-- Data provided follows --

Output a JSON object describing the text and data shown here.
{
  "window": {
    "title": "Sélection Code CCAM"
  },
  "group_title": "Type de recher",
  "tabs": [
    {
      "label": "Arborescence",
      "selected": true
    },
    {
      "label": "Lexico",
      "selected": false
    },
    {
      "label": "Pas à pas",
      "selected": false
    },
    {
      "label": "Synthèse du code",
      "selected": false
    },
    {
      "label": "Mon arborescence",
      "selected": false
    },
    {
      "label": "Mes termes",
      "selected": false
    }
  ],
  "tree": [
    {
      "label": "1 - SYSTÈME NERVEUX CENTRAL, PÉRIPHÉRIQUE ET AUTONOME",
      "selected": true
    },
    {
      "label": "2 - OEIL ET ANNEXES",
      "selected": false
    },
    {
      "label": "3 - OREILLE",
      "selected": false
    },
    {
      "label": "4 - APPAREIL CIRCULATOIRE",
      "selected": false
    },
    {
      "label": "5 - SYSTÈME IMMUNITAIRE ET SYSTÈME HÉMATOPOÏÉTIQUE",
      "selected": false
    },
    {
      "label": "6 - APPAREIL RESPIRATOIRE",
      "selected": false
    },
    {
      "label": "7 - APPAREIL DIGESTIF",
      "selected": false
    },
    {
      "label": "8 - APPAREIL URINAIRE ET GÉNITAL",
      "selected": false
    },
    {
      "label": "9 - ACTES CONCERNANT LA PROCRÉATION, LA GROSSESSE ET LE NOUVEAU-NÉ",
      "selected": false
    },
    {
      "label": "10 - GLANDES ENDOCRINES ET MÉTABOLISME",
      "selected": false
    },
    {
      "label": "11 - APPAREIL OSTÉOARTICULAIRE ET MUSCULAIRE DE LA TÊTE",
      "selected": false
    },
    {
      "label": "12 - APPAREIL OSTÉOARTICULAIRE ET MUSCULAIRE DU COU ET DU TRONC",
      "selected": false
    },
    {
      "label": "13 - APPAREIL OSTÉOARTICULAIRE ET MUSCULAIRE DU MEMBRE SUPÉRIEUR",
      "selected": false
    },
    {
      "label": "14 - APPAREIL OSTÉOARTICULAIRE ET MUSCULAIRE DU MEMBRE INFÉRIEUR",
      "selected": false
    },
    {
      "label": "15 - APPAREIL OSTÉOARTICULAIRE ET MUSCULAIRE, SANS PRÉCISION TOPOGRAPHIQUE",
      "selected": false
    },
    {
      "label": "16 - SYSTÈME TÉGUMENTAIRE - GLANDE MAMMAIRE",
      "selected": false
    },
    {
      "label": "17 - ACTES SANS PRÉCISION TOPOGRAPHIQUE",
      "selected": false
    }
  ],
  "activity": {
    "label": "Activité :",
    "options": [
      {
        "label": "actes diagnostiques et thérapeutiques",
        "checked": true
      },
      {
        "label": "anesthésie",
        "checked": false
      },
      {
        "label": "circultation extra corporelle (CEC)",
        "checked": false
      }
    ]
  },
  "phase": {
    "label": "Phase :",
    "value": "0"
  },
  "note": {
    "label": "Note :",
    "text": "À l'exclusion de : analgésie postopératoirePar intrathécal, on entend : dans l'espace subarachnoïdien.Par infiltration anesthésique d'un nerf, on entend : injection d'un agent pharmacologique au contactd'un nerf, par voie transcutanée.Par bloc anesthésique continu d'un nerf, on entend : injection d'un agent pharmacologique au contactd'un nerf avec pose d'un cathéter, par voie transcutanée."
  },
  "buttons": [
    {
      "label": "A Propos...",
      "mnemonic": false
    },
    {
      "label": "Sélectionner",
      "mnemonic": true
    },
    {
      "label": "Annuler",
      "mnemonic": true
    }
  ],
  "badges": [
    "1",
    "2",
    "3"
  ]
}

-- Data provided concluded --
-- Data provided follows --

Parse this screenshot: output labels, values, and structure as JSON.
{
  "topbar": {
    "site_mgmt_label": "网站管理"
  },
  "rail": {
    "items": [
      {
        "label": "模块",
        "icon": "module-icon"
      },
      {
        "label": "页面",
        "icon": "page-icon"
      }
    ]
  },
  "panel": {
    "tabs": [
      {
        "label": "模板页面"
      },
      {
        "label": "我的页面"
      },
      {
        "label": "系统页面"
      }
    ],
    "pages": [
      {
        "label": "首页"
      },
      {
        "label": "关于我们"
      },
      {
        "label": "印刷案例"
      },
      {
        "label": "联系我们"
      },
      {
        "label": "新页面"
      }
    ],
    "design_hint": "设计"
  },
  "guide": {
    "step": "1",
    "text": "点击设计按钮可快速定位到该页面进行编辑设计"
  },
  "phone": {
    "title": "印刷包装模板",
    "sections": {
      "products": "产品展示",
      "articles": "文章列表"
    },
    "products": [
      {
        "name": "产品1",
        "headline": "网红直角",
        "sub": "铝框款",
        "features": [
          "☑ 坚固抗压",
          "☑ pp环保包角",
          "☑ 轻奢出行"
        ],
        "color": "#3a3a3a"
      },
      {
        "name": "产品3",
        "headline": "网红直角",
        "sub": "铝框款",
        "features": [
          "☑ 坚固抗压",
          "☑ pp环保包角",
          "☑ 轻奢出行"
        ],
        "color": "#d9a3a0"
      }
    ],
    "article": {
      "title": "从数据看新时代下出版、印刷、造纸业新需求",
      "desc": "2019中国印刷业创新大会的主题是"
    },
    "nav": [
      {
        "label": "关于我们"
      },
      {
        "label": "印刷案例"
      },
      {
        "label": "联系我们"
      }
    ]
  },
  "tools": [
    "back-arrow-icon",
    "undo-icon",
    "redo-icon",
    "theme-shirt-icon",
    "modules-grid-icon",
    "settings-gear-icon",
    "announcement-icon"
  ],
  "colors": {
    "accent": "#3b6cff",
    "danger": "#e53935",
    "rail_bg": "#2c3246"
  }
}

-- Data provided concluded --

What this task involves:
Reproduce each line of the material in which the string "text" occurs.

Task answer:
Output a JSON object describing the text and data shown here.
    "text": "À l'exclusion de : analgésie postopératoirePar intrathécal, on entend : dans l'espace subarachnoïdien.Par infiltration anesthésique d'un nerf, on entend : injection d'un agent pharmacologique au contactd'un nerf, par voie transcutanée.Par bloc anesthésique continu d'un nerf, on entend : injection d'un agent pharmacologique au contactd'un nerf avec pose d'un cathéter, par voie transcutanée."
    "text": "点击设计按钮可快速定位到该页面进行编辑设计"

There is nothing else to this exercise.